And, on another topic, unless he is going to pitch in and do some hard labor for several days, which is highly unlikely, I suggest that President Donald Trump skip his trip to Puerto Rico and send instead the amount of federal money the trip would have cost.
Never miss a local story.
Teach or play
Congratulations to Entertainment University, formerly known as the University of Kansas.
We understand that young minds cannot get an adequate education at your school without the very best sports facilities and hopefully teams to match. I’m not sure your $350 million investment will meet the criteria of the educational institutions of today, but it’s a start. (Sept. 23, 1B, “KU’s costly vision comes with less obvious price: more pressure to produce”)
I’m sure this investment will attract more “one and done” young men to the basketball program and provide them an opportunity to hone their skills, coached by the best money can buy, to advance to the next level of competition.
We just hope that the students residing in those gender-neutral dorms get to see as much action on the field of play as they experience in the residence halls.
And to think: Parents, you get all this for fees starting at only $50,000 a year.
What? You ask about academics? Really, we don’t have time for that. We are here to entertain.
I’m a recipient of frozen meals as discussed in the Sept. 13 front-page story, “Hot meals, daily contact for shut-ins being replaced.”
All the food delivered — even the milk — needs to be kept frozen until ready to eat.
Well, I’m in a wheelchair with numerous physical disabilities.
Need I say more?
Janet K. Thomas
Do it for DT
The Kansas City Chiefs’ players and personnel are addressing the social issue of pregame protest during the playing of our national anthem.

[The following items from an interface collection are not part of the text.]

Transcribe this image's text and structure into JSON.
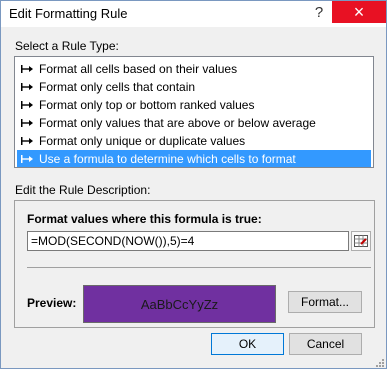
{
  "window": {
    "title": "Edit Formatting Rule",
    "help_label": "?",
    "close_label": "×"
  },
  "rule_type": {
    "label": "Select a Rule Type:",
    "items": [
      "Format all cells based on their values",
      "Format only cells that contain",
      "Format only top or bottom ranked values",
      "Format only values that are above or below average",
      "Format only unique or duplicate values",
      "Use a formula to determine which cells to format"
    ],
    "selected_index": 5
  },
  "description": {
    "label": "Edit the Rule Description:",
    "heading": "Format values where this formula is true:",
    "formula_value": "=MOD(SECOND(NOW()),5)=4",
    "preview_label": "Preview:",
    "preview_sample": "AaBbCcYyZz",
    "preview_fill_color": "#7030a0",
    "format_button_label": "Format..."
  },
  "buttons": {
    "ok_label": "OK",
    "cancel_label": "Cancel"
  },
  "icons": {
    "rule_bullet": "arrow-bullet-icon",
    "range_picker": "range-select-icon",
    "help": "help-icon",
    "close": "close-icon"
  }
}
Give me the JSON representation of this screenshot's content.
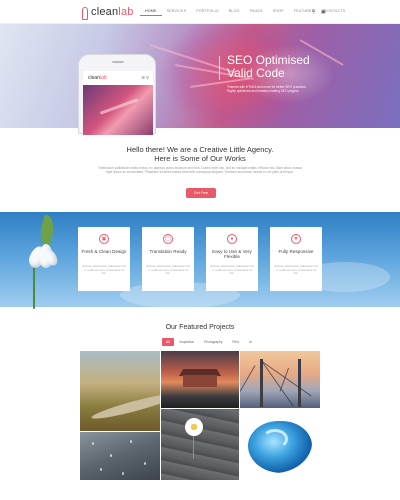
{
  "brand": {
    "part1": "clean",
    "part2": "lab"
  },
  "nav": [
    "Home",
    "Services",
    "Portfolio",
    "Blog",
    "Pages",
    "Shop",
    "Features",
    "Contacts"
  ],
  "hero": {
    "title_line1": "SEO Optimised",
    "title_line2": "Valid Code",
    "description": "Themes with HTML5 and more for better SEO practices. Highly optimized and industry leading SEO plugins."
  },
  "phone": {
    "brand_part1": "clean",
    "brand_part2": "lab"
  },
  "intro": {
    "title_line1": "Hello there! We are a Creative Little Agency.",
    "title_line2": "Here is Some of Our Works",
    "text": "Vestibulum sollicitudin mollis lectus, eu dapibus purus tincidunt sed nibh. Donec enim nisl, sed eu volutpat mattis, efficitur nisl. Nam dolor, massa eget ipsum ac consectetur. Phasellus sit amet massa vitae felis consequat aliquam. Vivamus accumsan lacinia ex vel justo ut tempor.",
    "button": "Get Free"
  },
  "features": [
    {
      "icon": "monitor-icon",
      "title": "Fresh & Clean Design",
      "text": "Aenean ullamcorper sollicitudin nisl ut mollis vel nunc consectetur ac nisi."
    },
    {
      "icon": "translate-icon",
      "title": "Translation Ready",
      "text": "Aenean ullamcorper sollicitudin nisl ut mollis vel nunc consectetur ac nisi."
    },
    {
      "icon": "bulb-icon",
      "title": "Easy to Use & Very Flexible",
      "text": "Aenean ullamcorper sollicitudin nisl ut mollis vel nunc consectetur ac nisi."
    },
    {
      "icon": "lifebuoy-icon",
      "title": "Fully Responsive",
      "text": "Aenean ullamcorper sollicitudin nisl ut mollis vel nunc consectetur ac nisi."
    }
  ],
  "projects": {
    "title": "Our Featured Projects",
    "filters": [
      "All",
      "Inspiration",
      "Photography",
      "Print",
      "UI"
    ],
    "active_filter": "All"
  },
  "colors": {
    "accent": "#e85a6a",
    "sky_top": "#2f7fc4",
    "sky_bottom": "#9fcdef"
  }
}
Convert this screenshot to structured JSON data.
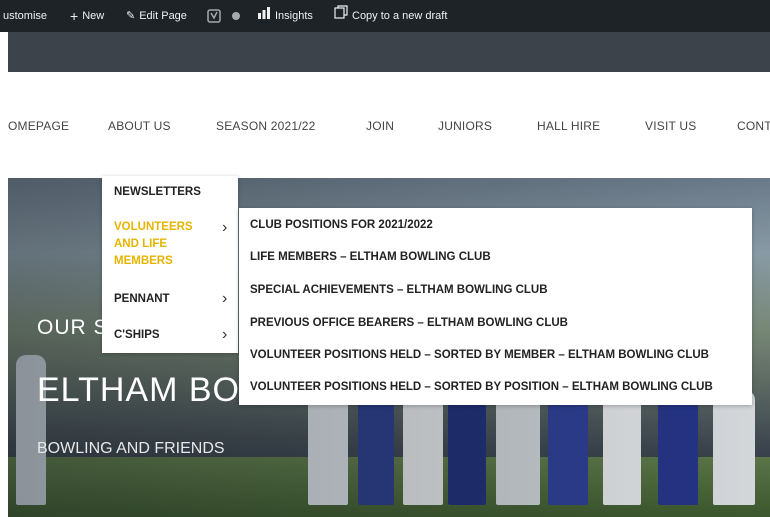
{
  "admin_bar": {
    "customise": "ustomise",
    "new": "New",
    "edit_page": "Edit Page",
    "insights": "Insights",
    "copy_draft": "Copy to a new draft"
  },
  "nav": {
    "items": [
      "OMEPAGE",
      "ABOUT US",
      "SEASON 2021/22",
      "JOIN",
      "JUNIORS",
      "HALL HIRE",
      "VISIT US",
      "CONT"
    ]
  },
  "hero": {
    "line1": "OUR S",
    "line2": "ELTHAM BOV",
    "line3": "BOWLING AND FRIENDS"
  },
  "submenu1": {
    "items": [
      "NEWSLETTERS",
      "VOLUNTEERS AND LIFE MEMBERS",
      "PENNANT",
      "C'SHIPS"
    ],
    "active_color": "#e6b400"
  },
  "submenu2": {
    "items": [
      "CLUB POSITIONS FOR 2021/2022",
      "LIFE MEMBERS – ELTHAM BOWLING CLUB",
      "SPECIAL ACHIEVEMENTS – ELTHAM BOWLING CLUB",
      "PREVIOUS OFFICE BEARERS – ELTHAM BOWLING CLUB",
      "VOLUNTEER POSITIONS HELD – SORTED BY MEMBER – ELTHAM BOWLING CLUB",
      "VOLUNTEER POSITIONS HELD – SORTED BY POSITION – ELTHAM BOWLING CLUB"
    ]
  },
  "colors": {
    "admin_bar": "#1d2327",
    "accent": "#e6b400"
  }
}
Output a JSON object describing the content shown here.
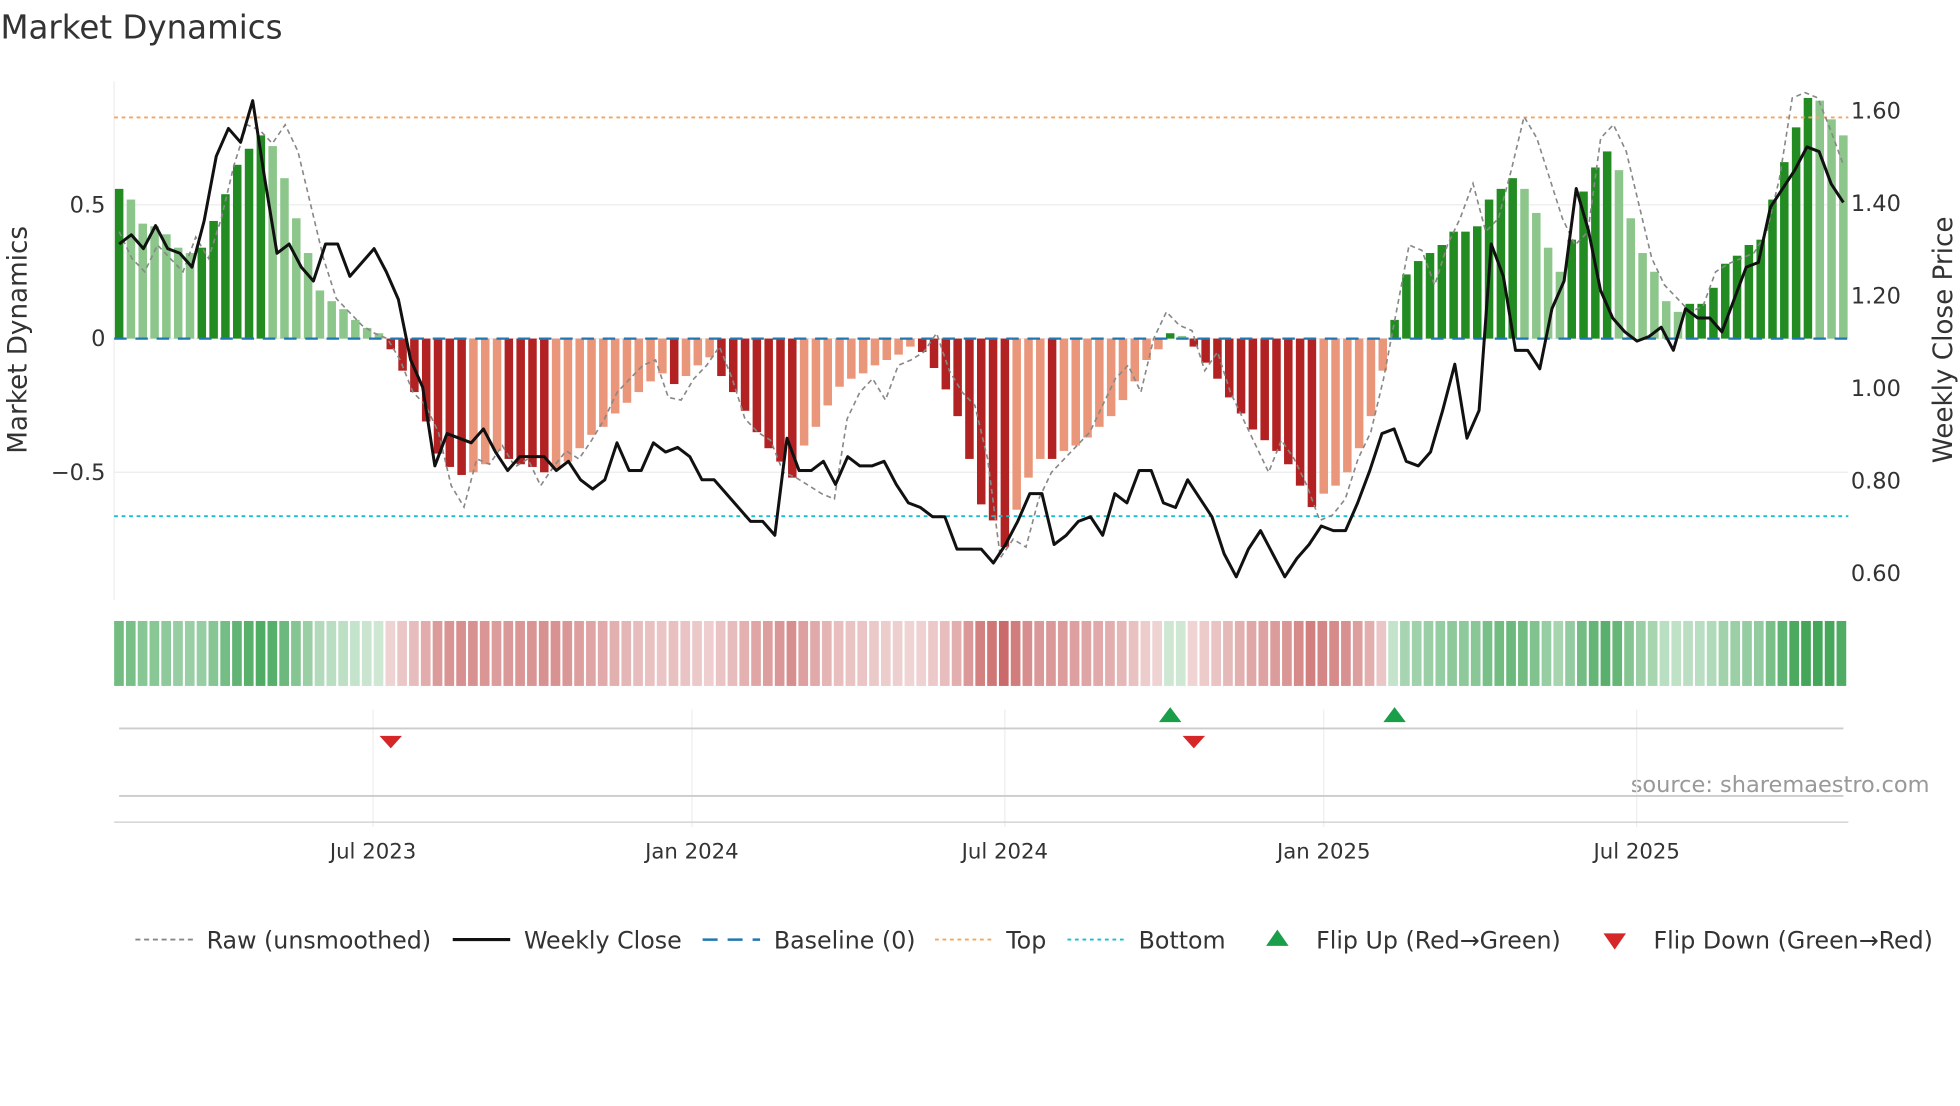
{
  "chart_data": {
    "type": "bar",
    "title": "Market Dynamics",
    "ylabel": "Market Dynamics",
    "y2label": "Weekly Close Price",
    "ylim": [
      -0.9,
      0.94
    ],
    "y2lim": [
      0.545,
      1.64
    ],
    "yticks": [
      {
        "v": 0.5,
        "label": "0.5"
      },
      {
        "v": 0,
        "label": "0"
      },
      {
        "v": -0.5,
        "label": "−0.5"
      }
    ],
    "y2ticks": [
      {
        "v": 1.6,
        "label": "1.60"
      },
      {
        "v": 1.4,
        "label": "1.40"
      },
      {
        "v": 1.2,
        "label": "1.20"
      },
      {
        "v": 1.0,
        "label": "1.00"
      },
      {
        "v": 0.8,
        "label": "0.80"
      },
      {
        "v": 0.6,
        "label": "0.60"
      }
    ],
    "xticks": [
      {
        "week": 21.5,
        "label": "Jul 2023"
      },
      {
        "week": 48.5,
        "label": "Jan 2024"
      },
      {
        "week": 75,
        "label": "Jul 2024"
      },
      {
        "week": 102,
        "label": "Jan 2025"
      },
      {
        "week": 128.5,
        "label": "Jul 2025"
      }
    ],
    "top_level": 0.827,
    "bottom_level": -0.664,
    "baseline": 0,
    "dynamics": [
      0.56,
      0.52,
      0.43,
      0.42,
      0.39,
      0.34,
      0.32,
      0.34,
      0.44,
      0.54,
      0.65,
      0.71,
      0.76,
      0.72,
      0.6,
      0.45,
      0.32,
      0.18,
      0.14,
      0.11,
      0.07,
      0.04,
      0.02,
      -0.04,
      -0.12,
      -0.2,
      -0.31,
      -0.43,
      -0.48,
      -0.51,
      -0.5,
      -0.47,
      -0.42,
      -0.45,
      -0.47,
      -0.48,
      -0.5,
      -0.49,
      -0.46,
      -0.41,
      -0.36,
      -0.33,
      -0.28,
      -0.24,
      -0.2,
      -0.16,
      -0.13,
      -0.17,
      -0.14,
      -0.1,
      -0.07,
      -0.14,
      -0.2,
      -0.27,
      -0.35,
      -0.41,
      -0.46,
      -0.52,
      -0.4,
      -0.33,
      -0.25,
      -0.18,
      -0.15,
      -0.13,
      -0.1,
      -0.08,
      -0.06,
      -0.03,
      -0.05,
      -0.11,
      -0.19,
      -0.29,
      -0.45,
      -0.62,
      -0.68,
      -0.78,
      -0.64,
      -0.52,
      -0.45,
      -0.45,
      -0.42,
      -0.4,
      -0.37,
      -0.33,
      -0.29,
      -0.23,
      -0.16,
      -0.08,
      -0.04,
      0.02,
      0.01,
      -0.03,
      -0.09,
      -0.15,
      -0.22,
      -0.28,
      -0.34,
      -0.38,
      -0.42,
      -0.47,
      -0.55,
      -0.63,
      -0.58,
      -0.55,
      -0.5,
      -0.41,
      -0.29,
      -0.12,
      0.07,
      0.24,
      0.29,
      0.32,
      0.35,
      0.4,
      0.4,
      0.42,
      0.52,
      0.56,
      0.6,
      0.56,
      0.47,
      0.34,
      0.25,
      0.37,
      0.55,
      0.64,
      0.7,
      0.63,
      0.45,
      0.32,
      0.25,
      0.14,
      0.1,
      0.13,
      0.13,
      0.19,
      0.28,
      0.31,
      0.35,
      0.37,
      0.52,
      0.66,
      0.79,
      0.9,
      0.89,
      0.82,
      0.76
    ],
    "raw": [
      0.4,
      0.3,
      0.25,
      0.35,
      0.3,
      0.25,
      0.38,
      0.3,
      0.45,
      0.65,
      0.8,
      0.78,
      0.73,
      0.8,
      0.7,
      0.5,
      0.3,
      0.15,
      0.1,
      0.05,
      0.02,
      0.0,
      -0.08,
      -0.2,
      -0.25,
      -0.35,
      -0.55,
      -0.63,
      -0.45,
      -0.47,
      -0.4,
      -0.48,
      -0.45,
      -0.55,
      -0.48,
      -0.42,
      -0.45,
      -0.38,
      -0.3,
      -0.2,
      -0.15,
      -0.1,
      -0.08,
      -0.22,
      -0.23,
      -0.15,
      -0.1,
      -0.03,
      -0.15,
      -0.3,
      -0.35,
      -0.38,
      -0.5,
      -0.52,
      -0.55,
      -0.58,
      -0.6,
      -0.3,
      -0.2,
      -0.15,
      -0.23,
      -0.1,
      -0.08,
      -0.05,
      0.02,
      -0.12,
      -0.2,
      -0.25,
      -0.45,
      -0.82,
      -0.75,
      -0.78,
      -0.6,
      -0.5,
      -0.45,
      -0.4,
      -0.35,
      -0.25,
      -0.15,
      -0.1,
      -0.2,
      0.0,
      0.1,
      0.05,
      0.03,
      -0.12,
      -0.05,
      -0.2,
      -0.3,
      -0.4,
      -0.5,
      -0.38,
      -0.45,
      -0.55,
      -0.68,
      -0.66,
      -0.6,
      -0.45,
      -0.35,
      -0.15,
      0.1,
      0.35,
      0.33,
      0.2,
      0.35,
      0.45,
      0.58,
      0.4,
      0.45,
      0.63,
      0.83,
      0.75,
      0.6,
      0.45,
      0.35,
      0.4,
      0.75,
      0.8,
      0.7,
      0.5,
      0.3,
      0.2,
      0.15,
      0.1,
      0.12,
      0.25,
      0.28,
      0.3,
      0.32,
      0.4,
      0.6,
      0.9,
      0.92,
      0.9,
      0.78,
      0.65
    ],
    "weekly_close": [
      1.31,
      1.33,
      1.3,
      1.35,
      1.3,
      1.29,
      1.26,
      1.36,
      1.5,
      1.56,
      1.53,
      1.62,
      1.45,
      1.29,
      1.31,
      1.26,
      1.23,
      1.31,
      1.31,
      1.24,
      1.27,
      1.3,
      1.25,
      1.19,
      1.06,
      1.0,
      0.83,
      0.9,
      0.89,
      0.88,
      0.91,
      0.86,
      0.82,
      0.85,
      0.85,
      0.85,
      0.82,
      0.84,
      0.8,
      0.78,
      0.8,
      0.88,
      0.82,
      0.82,
      0.88,
      0.86,
      0.87,
      0.85,
      0.8,
      0.8,
      0.77,
      0.74,
      0.71,
      0.71,
      0.68,
      0.89,
      0.82,
      0.82,
      0.84,
      0.79,
      0.85,
      0.83,
      0.83,
      0.84,
      0.79,
      0.75,
      0.74,
      0.72,
      0.72,
      0.65,
      0.65,
      0.65,
      0.62,
      0.66,
      0.71,
      0.77,
      0.77,
      0.66,
      0.68,
      0.71,
      0.72,
      0.68,
      0.77,
      0.75,
      0.82,
      0.82,
      0.75,
      0.74,
      0.8,
      0.76,
      0.72,
      0.64,
      0.59,
      0.65,
      0.69,
      0.64,
      0.59,
      0.63,
      0.66,
      0.7,
      0.69,
      0.69,
      0.75,
      0.82,
      0.9,
      0.91,
      0.84,
      0.83,
      0.86,
      0.95,
      1.05,
      0.89,
      0.95,
      1.31,
      1.24,
      1.08,
      1.08,
      1.04,
      1.17,
      1.23,
      1.43,
      1.34,
      1.21,
      1.15,
      1.12,
      1.1,
      1.11,
      1.13,
      1.08,
      1.17,
      1.15,
      1.15,
      1.12,
      1.19,
      1.26,
      1.27,
      1.39,
      1.43,
      1.47,
      1.52,
      1.51,
      1.44,
      1.4
    ],
    "flips": [
      {
        "week": 23,
        "type": "down"
      },
      {
        "week": 89,
        "type": "up"
      },
      {
        "week": 91,
        "type": "down"
      },
      {
        "week": 108,
        "type": "up"
      }
    ],
    "legend": [
      {
        "label": "Raw (unsmoothed)",
        "style": "raw"
      },
      {
        "label": "Weekly Close",
        "style": "close"
      },
      {
        "label": "Baseline (0)",
        "style": "baseline"
      },
      {
        "label": "Top",
        "style": "top"
      },
      {
        "label": "Bottom",
        "style": "bottom"
      },
      {
        "label": "Flip Up (Red→Green)",
        "style": "up"
      },
      {
        "label": "Flip Down (Green→Red)",
        "style": "down"
      }
    ],
    "legend_position": "bottom",
    "source": "source: sharemaestro.com",
    "colors": {
      "green_up": "#228b22",
      "green_down": "#8cc68b",
      "red_down": "#b22222",
      "red_up": "#e9967a",
      "close": "#111111",
      "raw": "#888888",
      "baseline": "#1f77b4",
      "top": "#f4a460",
      "bottom": "#17becf",
      "flip_up": "#1a9e4a",
      "flip_down": "#d62728"
    }
  }
}
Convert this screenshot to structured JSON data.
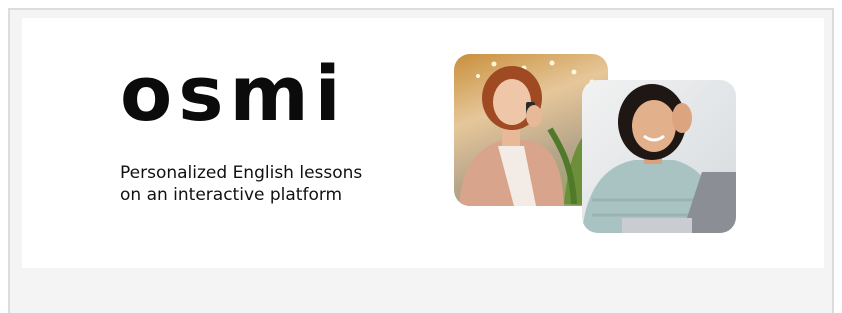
{
  "brand": {
    "logo_text": "osmi",
    "tagline_line1": "Personalized English lessons",
    "tagline_line2": "on an interactive platform"
  },
  "images": {
    "back": "photo-woman-on-phone",
    "front": "photo-woman-with-laptop"
  },
  "colors": {
    "text": "#0b0b0b",
    "banner_bg": "#ffffff",
    "frame_bg": "#f4f4f4",
    "frame_border": "#dcdcdc"
  }
}
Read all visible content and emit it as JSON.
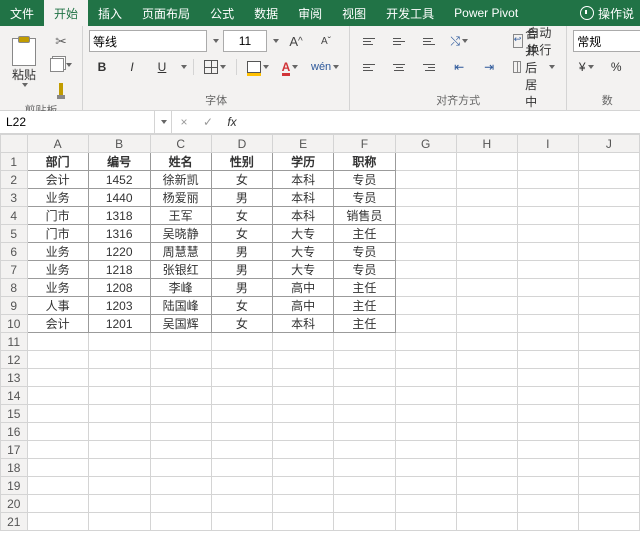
{
  "tabs": [
    "文件",
    "开始",
    "插入",
    "页面布局",
    "公式",
    "数据",
    "审阅",
    "视图",
    "开发工具",
    "Power Pivot"
  ],
  "active_tab": 1,
  "tell_me": "操作说",
  "ribbon": {
    "clipboard": {
      "paste": "粘贴",
      "label": "剪贴板"
    },
    "font": {
      "name": "等线",
      "size": "11",
      "label": "字体",
      "bold": "B",
      "italic": "I",
      "underline": "U",
      "grow": "A",
      "shrink": "A"
    },
    "align": {
      "wrap": "自动换行",
      "merge": "合并后居中",
      "label": "对齐方式"
    },
    "number": {
      "format": "常规",
      "label": "数",
      "percent": "%"
    }
  },
  "namebox": "L22",
  "formula": "",
  "columns": [
    "A",
    "B",
    "C",
    "D",
    "E",
    "F",
    "G",
    "H",
    "I",
    "J"
  ],
  "row_count": 21,
  "table": {
    "headers": [
      "部门",
      "编号",
      "姓名",
      "性别",
      "学历",
      "职称"
    ],
    "rows": [
      [
        "会计",
        "1452",
        "徐新凯",
        "女",
        "本科",
        "专员"
      ],
      [
        "业务",
        "1440",
        "杨爱丽",
        "男",
        "本科",
        "专员"
      ],
      [
        "门市",
        "1318",
        "王军",
        "女",
        "本科",
        "销售员"
      ],
      [
        "门市",
        "1316",
        "吴晓静",
        "女",
        "大专",
        "主任"
      ],
      [
        "业务",
        "1220",
        "周慧慧",
        "男",
        "大专",
        "专员"
      ],
      [
        "业务",
        "1218",
        "张银红",
        "男",
        "大专",
        "专员"
      ],
      [
        "业务",
        "1208",
        "李峰",
        "男",
        "高中",
        "主任"
      ],
      [
        "人事",
        "1203",
        "陆国峰",
        "女",
        "高中",
        "主任"
      ],
      [
        "会计",
        "1201",
        "吴国辉",
        "女",
        "本科",
        "主任"
      ]
    ]
  }
}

I am writing today not in my capacity as a former elected official of the city, but rather in my capacity as a close friend of the late Derrick Thomas.
As the B-2 bombers would fly over Arrowhead Stadium, Derrick would feel a personal sense of pride knowing that his father, U.S. Air Force Capt. Robert Thomas, had given his life in the ultimate sacrifice to protect our freedom.
I stood with Derrick in Washington, D.C., as he searched for his father’s name on the Vietnam Veterans Memorial wall. Derrick clearly understood the famous saying: “For those who fight to protect it, freedom has a flavor that the protected will never know.”
Derrick would not ask anyone to give up a right to do what all are free to do. However, knowing No. 58 personally, I know he would ask each member of the Chiefs’ organization to stand up to respect the playing of the national anthem.
What if the Missouri legislature became convinced that our state would benefit from the introduction and management of a mountain lion population for the purpose of providing additional quarry for hunters?
Let’s say that after our Department of Conservation had succeeded in creating a large population of big cats, and Missouri’s hunters had begun to enjoy this new resource, we found that in 2015 the lions had caused the deaths of three Missourians and injuries to 346 more.
I’d guess that the overwhelming majority of Missourians would absolutely demand that the big cats be eliminated.
The damage described above is inflicted on motorists every year by Missouri’s artificially inflated deer population, but few of us care. Why would we feel so outraged by mountain lion predations and be so apathetic toward the same destruction when it’s caused by deer?
I think the answer is simple. Deer are sleek and agile herbivores. They are “harmless,” doe-eyed creatures that do not arouse instinctive fear in people. Lions are an ancient enemy. With their fangs, claws and the icy leer of a predator, they scare us to death.
In present-day Missouri, the very different attitudes toward these species is irrational.
We should not tolerate either mountain lions or deer in our state. Human life is too precious.